- _WHAT THE EXERCISE ASKS_: The full set of entries has to be output exactly.

- _TASK MATERIAL_:
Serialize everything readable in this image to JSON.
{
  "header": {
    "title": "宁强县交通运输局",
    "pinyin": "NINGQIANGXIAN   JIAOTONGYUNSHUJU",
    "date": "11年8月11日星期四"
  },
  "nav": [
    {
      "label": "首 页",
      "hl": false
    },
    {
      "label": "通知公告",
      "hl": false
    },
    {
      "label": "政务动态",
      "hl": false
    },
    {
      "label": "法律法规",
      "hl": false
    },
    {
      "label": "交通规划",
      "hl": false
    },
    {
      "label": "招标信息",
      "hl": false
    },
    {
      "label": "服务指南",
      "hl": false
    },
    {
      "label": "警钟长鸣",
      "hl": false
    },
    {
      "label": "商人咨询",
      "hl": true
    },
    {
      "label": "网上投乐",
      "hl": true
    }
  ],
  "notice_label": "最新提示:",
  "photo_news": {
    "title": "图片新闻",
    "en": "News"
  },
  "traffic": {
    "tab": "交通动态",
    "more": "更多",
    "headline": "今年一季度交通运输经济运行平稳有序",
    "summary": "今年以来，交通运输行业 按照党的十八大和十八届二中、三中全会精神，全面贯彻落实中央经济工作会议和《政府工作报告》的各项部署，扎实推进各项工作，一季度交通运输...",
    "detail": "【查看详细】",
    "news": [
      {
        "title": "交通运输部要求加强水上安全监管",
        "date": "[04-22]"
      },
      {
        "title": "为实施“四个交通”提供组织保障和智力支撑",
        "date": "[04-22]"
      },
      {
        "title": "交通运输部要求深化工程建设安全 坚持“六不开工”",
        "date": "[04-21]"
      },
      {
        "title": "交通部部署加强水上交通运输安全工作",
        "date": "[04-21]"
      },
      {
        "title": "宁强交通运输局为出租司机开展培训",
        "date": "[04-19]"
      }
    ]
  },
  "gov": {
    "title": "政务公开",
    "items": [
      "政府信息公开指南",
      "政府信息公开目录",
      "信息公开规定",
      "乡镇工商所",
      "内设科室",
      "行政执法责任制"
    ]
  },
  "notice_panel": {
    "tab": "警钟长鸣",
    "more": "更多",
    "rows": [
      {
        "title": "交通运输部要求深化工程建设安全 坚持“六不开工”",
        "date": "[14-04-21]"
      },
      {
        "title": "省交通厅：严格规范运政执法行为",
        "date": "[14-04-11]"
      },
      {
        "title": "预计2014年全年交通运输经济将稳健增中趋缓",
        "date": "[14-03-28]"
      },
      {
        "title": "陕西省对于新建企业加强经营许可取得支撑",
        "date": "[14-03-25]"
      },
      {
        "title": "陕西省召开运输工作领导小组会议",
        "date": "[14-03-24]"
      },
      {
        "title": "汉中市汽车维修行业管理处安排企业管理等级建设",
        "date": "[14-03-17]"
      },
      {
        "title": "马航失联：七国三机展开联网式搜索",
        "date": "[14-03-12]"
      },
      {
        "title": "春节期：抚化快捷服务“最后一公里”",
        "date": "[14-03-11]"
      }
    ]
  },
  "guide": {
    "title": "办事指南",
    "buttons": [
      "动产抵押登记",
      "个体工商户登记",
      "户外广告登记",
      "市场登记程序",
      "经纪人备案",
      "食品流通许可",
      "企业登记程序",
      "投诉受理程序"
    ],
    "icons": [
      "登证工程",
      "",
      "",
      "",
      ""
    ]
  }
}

- _ANSWER SPACE_:
Serialize everything readable in this image to JSON.
{
  "header": {
    "title": "宁强县交通运输局",
    "pinyin": "NINGQIANGXIAN   JIAOTONGYUNSHUJU",
    "date": "11年8月11日星期四"
  },
  "nav": [
    {
      "label": "首 页",
      "hl": false
    },
    {
      "label": "通知公告",
      "hl": false
    },
    {
      "label": "政务动态",
      "hl": false
    },
    {
      "label": "法律法规",
      "hl": false
    },
    {
      "label": "交通规划",
      "hl": false
    },
    {
      "label": "招标信息",
      "hl": false
    },
    {
      "label": "服务指南",
      "hl": false
    },
    {
      "label": "警钟长鸣",
      "hl": false
    },
    {
      "label": "商人咨询",
      "hl": true
    },
    {
      "label": "网上投乐",
      "hl": true
    }
  ],
  "notice_label": "最新提示:",
  "photo_news": {
    "title": "图片新闻",
    "en": "News"
  },
  "traffic": {
    "tab": "交通动态",
    "more": "更多",
    "headline": "今年一季度交通运输经济运行平稳有序",
    "summary": "今年以来，交通运输行业 按照党的十八大和十八届二中、三中全会精神，全面贯彻落实中央经济工作会议和《政府工作报告》的各项部署，扎实推进各项工作，一季度交通运输...",
    "detail": "【查看详细】",
    "news": [
      {
        "title": "交通运输部要求加强水上安全监管",
        "date": "[04-22]"
      },
      {
        "title": "为实施“四个交通”提供组织保障和智力支撑",
        "date": "[04-22]"
      },
      {
        "title": "交通运输部要求深化工程建设安全 坚持“六不开工”",
        "date": "[04-21]"
      },
      {
        "title": "交通部部署加强水上交通运输安全工作",
        "date": "[04-21]"
      },
      {
        "title": "宁强交通运输局为出租司机开展培训",
        "date": "[04-19]"
      }
    ]
  },
  "gov": {
    "title": "政务公开",
    "items": [
      "政府信息公开指南",
      "政府信息公开目录",
      "信息公开规定",
      "乡镇工商所",
      "内设科室",
      "行政执法责任制"
    ]
  },
  "notice_panel": {
    "tab": "警钟长鸣",
    "more": "更多",
    "rows": [
      {
        "title": "交通运输部要求深化工程建设安全 坚持“六不开工”",
        "date": "[14-04-21]"
      },
      {
        "title": "省交通厅：严格规范运政执法行为",
        "date": "[14-04-11]"
      },
      {
        "title": "预计2014年全年交通运输经济将稳健增中趋缓",
        "date": "[14-03-28]"
      },
      {
        "title": "陕西省对于新建企业加强经营许可取得支撑",
        "date": "[14-03-25]"
      },
      {
        "title": "陕西省召开运输工作领导小组会议",
        "date": "[14-03-24]"
      },
      {
        "title": "汉中市汽车维修行业管理处安排企业管理等级建设",
        "date": "[14-03-17]"
      },
      {
        "title": "马航失联：七国三机展开联网式搜索",
        "date": "[14-03-12]"
      },
      {
        "title": "春节期：抚化快捷服务“最后一公里”",
        "date": "[14-03-11]"
      }
    ]
  },
  "guide": {
    "title": "办事指南",
    "buttons": [
      "动产抵押登记",
      "个体工商户登记",
      "户外广告登记",
      "市场登记程序",
      "经纪人备案",
      "食品流通许可",
      "企业登记程序",
      "投诉受理程序"
    ],
    "icons": [
      "登证工程",
      "",
      "",
      "",
      ""
    ]
  }
}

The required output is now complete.